[What is being asked] Copy out the data below. Keep every word as it is.

[Extracted information]
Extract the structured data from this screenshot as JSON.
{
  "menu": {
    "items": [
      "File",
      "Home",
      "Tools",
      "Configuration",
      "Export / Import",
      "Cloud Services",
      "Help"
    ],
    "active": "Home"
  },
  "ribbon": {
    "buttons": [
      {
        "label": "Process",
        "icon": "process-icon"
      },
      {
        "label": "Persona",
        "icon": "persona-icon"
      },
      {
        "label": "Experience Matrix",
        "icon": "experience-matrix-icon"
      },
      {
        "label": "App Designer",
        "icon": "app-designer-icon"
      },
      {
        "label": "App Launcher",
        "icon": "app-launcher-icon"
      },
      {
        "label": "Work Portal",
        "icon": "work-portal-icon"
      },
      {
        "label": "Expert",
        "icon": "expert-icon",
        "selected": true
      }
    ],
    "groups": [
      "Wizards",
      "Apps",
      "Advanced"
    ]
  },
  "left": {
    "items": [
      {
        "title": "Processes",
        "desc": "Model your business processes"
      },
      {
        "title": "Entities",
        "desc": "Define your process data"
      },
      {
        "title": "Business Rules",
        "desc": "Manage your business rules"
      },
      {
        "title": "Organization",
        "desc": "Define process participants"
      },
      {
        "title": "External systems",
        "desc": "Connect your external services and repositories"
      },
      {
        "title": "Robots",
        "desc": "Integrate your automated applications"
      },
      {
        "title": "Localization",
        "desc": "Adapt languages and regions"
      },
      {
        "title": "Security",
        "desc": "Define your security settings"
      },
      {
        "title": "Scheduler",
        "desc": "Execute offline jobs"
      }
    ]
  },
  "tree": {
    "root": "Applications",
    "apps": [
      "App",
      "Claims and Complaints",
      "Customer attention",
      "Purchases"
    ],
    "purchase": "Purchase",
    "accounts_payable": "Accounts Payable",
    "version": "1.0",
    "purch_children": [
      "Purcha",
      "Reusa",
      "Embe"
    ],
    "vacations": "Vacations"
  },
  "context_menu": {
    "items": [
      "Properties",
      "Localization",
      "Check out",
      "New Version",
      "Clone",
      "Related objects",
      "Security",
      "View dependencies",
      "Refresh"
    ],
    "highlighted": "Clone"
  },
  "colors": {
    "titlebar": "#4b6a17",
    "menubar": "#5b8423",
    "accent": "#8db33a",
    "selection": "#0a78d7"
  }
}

[Your solution]
Extract the structured data from this screenshot as JSON.
{
  "menu": {
    "items": [
      "File",
      "Home",
      "Tools",
      "Configuration",
      "Export / Import",
      "Cloud Services",
      "Help"
    ],
    "active": "Home"
  },
  "ribbon": {
    "buttons": [
      {
        "label": "Process",
        "icon": "process-icon"
      },
      {
        "label": "Persona",
        "icon": "persona-icon"
      },
      {
        "label": "Experience Matrix",
        "icon": "experience-matrix-icon"
      },
      {
        "label": "App Designer",
        "icon": "app-designer-icon"
      },
      {
        "label": "App Launcher",
        "icon": "app-launcher-icon"
      },
      {
        "label": "Work Portal",
        "icon": "work-portal-icon"
      },
      {
        "label": "Expert",
        "icon": "expert-icon",
        "selected": true
      }
    ],
    "groups": [
      "Wizards",
      "Apps",
      "Advanced"
    ]
  },
  "left": {
    "items": [
      {
        "title": "Processes",
        "desc": "Model your business processes"
      },
      {
        "title": "Entities",
        "desc": "Define your process data"
      },
      {
        "title": "Business Rules",
        "desc": "Manage your business rules"
      },
      {
        "title": "Organization",
        "desc": "Define process participants"
      },
      {
        "title": "External systems",
        "desc": "Connect your external services and repositories"
      },
      {
        "title": "Robots",
        "desc": "Integrate your automated applications"
      },
      {
        "title": "Localization",
        "desc": "Adapt languages and regions"
      },
      {
        "title": "Security",
        "desc": "Define your security settings"
      },
      {
        "title": "Scheduler",
        "desc": "Execute offline jobs"
      }
    ]
  },
  "tree": {
    "root": "Applications",
    "apps": [
      "App",
      "Claims and Complaints",
      "Customer attention",
      "Purchases"
    ],
    "purchase": "Purchase",
    "accounts_payable": "Accounts Payable",
    "version": "1.0",
    "purch_children": [
      "Purcha",
      "Reusa",
      "Embe"
    ],
    "vacations": "Vacations"
  },
  "context_menu": {
    "items": [
      "Properties",
      "Localization",
      "Check out",
      "New Version",
      "Clone",
      "Related objects",
      "Security",
      "View dependencies",
      "Refresh"
    ],
    "highlighted": "Clone"
  },
  "colors": {
    "titlebar": "#4b6a17",
    "menubar": "#5b8423",
    "accent": "#8db33a",
    "selection": "#0a78d7"
  }
}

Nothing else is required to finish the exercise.